-- Opening Marker --

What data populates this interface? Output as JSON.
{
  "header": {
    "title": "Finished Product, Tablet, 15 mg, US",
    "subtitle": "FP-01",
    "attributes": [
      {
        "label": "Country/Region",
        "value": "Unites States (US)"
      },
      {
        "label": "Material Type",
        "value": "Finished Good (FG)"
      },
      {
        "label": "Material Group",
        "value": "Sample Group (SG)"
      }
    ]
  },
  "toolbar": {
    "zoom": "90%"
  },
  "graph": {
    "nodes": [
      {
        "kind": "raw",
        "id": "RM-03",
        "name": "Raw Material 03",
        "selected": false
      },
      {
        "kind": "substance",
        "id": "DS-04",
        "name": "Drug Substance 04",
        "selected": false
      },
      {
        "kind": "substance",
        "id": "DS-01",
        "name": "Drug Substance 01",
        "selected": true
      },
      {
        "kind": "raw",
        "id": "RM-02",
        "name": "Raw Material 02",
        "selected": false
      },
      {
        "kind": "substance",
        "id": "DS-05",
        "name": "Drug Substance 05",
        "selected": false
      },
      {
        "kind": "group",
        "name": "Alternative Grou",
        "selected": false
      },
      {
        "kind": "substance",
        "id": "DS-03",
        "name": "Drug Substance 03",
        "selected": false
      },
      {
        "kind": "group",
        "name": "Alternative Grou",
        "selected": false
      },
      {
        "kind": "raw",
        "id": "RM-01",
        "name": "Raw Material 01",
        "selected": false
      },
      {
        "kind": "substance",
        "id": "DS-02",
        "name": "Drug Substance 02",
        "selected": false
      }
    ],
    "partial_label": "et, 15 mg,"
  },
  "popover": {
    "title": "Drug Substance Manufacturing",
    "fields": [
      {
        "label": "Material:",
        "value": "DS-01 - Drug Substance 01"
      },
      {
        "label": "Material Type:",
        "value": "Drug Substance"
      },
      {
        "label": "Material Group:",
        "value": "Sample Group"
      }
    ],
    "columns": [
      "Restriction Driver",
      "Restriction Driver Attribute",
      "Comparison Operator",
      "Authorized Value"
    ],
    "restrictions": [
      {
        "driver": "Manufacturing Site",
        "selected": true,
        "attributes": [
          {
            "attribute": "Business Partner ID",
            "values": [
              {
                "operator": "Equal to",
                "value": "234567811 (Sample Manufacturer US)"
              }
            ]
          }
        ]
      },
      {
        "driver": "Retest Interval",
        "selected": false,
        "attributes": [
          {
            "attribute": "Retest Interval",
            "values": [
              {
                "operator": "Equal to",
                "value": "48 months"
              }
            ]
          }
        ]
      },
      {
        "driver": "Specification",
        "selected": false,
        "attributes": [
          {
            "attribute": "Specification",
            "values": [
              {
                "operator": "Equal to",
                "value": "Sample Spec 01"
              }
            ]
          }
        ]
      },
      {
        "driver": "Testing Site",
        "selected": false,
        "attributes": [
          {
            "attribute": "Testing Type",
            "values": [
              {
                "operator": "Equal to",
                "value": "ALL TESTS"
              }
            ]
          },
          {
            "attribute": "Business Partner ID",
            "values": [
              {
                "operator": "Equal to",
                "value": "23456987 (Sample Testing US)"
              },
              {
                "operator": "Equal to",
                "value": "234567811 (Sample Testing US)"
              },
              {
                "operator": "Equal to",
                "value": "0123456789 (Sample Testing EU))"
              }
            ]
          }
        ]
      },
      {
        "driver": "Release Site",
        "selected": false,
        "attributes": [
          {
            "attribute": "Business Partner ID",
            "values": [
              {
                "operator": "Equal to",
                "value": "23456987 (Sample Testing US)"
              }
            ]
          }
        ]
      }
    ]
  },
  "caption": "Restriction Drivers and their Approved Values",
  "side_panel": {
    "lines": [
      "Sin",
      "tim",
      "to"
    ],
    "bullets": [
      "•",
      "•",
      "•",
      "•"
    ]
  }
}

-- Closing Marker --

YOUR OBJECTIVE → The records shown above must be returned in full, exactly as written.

TASK RESULT →
What data populates this interface? Output as JSON.
{
  "header": {
    "title": "Finished Product, Tablet, 15 mg, US",
    "subtitle": "FP-01",
    "attributes": [
      {
        "label": "Country/Region",
        "value": "Unites States (US)"
      },
      {
        "label": "Material Type",
        "value": "Finished Good (FG)"
      },
      {
        "label": "Material Group",
        "value": "Sample Group (SG)"
      }
    ]
  },
  "toolbar": {
    "zoom": "90%"
  },
  "graph": {
    "nodes": [
      {
        "kind": "raw",
        "id": "RM-03",
        "name": "Raw Material 03",
        "selected": false
      },
      {
        "kind": "substance",
        "id": "DS-04",
        "name": "Drug Substance 04",
        "selected": false
      },
      {
        "kind": "substance",
        "id": "DS-01",
        "name": "Drug Substance 01",
        "selected": true
      },
      {
        "kind": "raw",
        "id": "RM-02",
        "name": "Raw Material 02",
        "selected": false
      },
      {
        "kind": "substance",
        "id": "DS-05",
        "name": "Drug Substance 05",
        "selected": false
      },
      {
        "kind": "group",
        "name": "Alternative Grou",
        "selected": false
      },
      {
        "kind": "substance",
        "id": "DS-03",
        "name": "Drug Substance 03",
        "selected": false
      },
      {
        "kind": "group",
        "name": "Alternative Grou",
        "selected": false
      },
      {
        "kind": "raw",
        "id": "RM-01",
        "name": "Raw Material 01",
        "selected": false
      },
      {
        "kind": "substance",
        "id": "DS-02",
        "name": "Drug Substance 02",
        "selected": false
      }
    ],
    "partial_label": "et, 15 mg,"
  },
  "popover": {
    "title": "Drug Substance Manufacturing",
    "fields": [
      {
        "label": "Material:",
        "value": "DS-01 - Drug Substance 01"
      },
      {
        "label": "Material Type:",
        "value": "Drug Substance"
      },
      {
        "label": "Material Group:",
        "value": "Sample Group"
      }
    ],
    "columns": [
      "Restriction Driver",
      "Restriction Driver Attribute",
      "Comparison Operator",
      "Authorized Value"
    ],
    "restrictions": [
      {
        "driver": "Manufacturing Site",
        "selected": true,
        "attributes": [
          {
            "attribute": "Business Partner ID",
            "values": [
              {
                "operator": "Equal to",
                "value": "234567811 (Sample Manufacturer US)"
              }
            ]
          }
        ]
      },
      {
        "driver": "Retest Interval",
        "selected": false,
        "attributes": [
          {
            "attribute": "Retest Interval",
            "values": [
              {
                "operator": "Equal to",
                "value": "48 months"
              }
            ]
          }
        ]
      },
      {
        "driver": "Specification",
        "selected": false,
        "attributes": [
          {
            "attribute": "Specification",
            "values": [
              {
                "operator": "Equal to",
                "value": "Sample Spec 01"
              }
            ]
          }
        ]
      },
      {
        "driver": "Testing Site",
        "selected": false,
        "attributes": [
          {
            "attribute": "Testing Type",
            "values": [
              {
                "operator": "Equal to",
                "value": "ALL TESTS"
              }
            ]
          },
          {
            "attribute": "Business Partner ID",
            "values": [
              {
                "operator": "Equal to",
                "value": "23456987 (Sample Testing US)"
              },
              {
                "operator": "Equal to",
                "value": "234567811 (Sample Testing US)"
              },
              {
                "operator": "Equal to",
                "value": "0123456789 (Sample Testing EU))"
              }
            ]
          }
        ]
      },
      {
        "driver": "Release Site",
        "selected": false,
        "attributes": [
          {
            "attribute": "Business Partner ID",
            "values": [
              {
                "operator": "Equal to",
                "value": "23456987 (Sample Testing US)"
              }
            ]
          }
        ]
      }
    ]
  },
  "caption": "Restriction Drivers and their Approved Values",
  "side_panel": {
    "lines": [
      "Sin",
      "tim",
      "to"
    ],
    "bullets": [
      "•",
      "•",
      "•",
      "•"
    ]
  }
}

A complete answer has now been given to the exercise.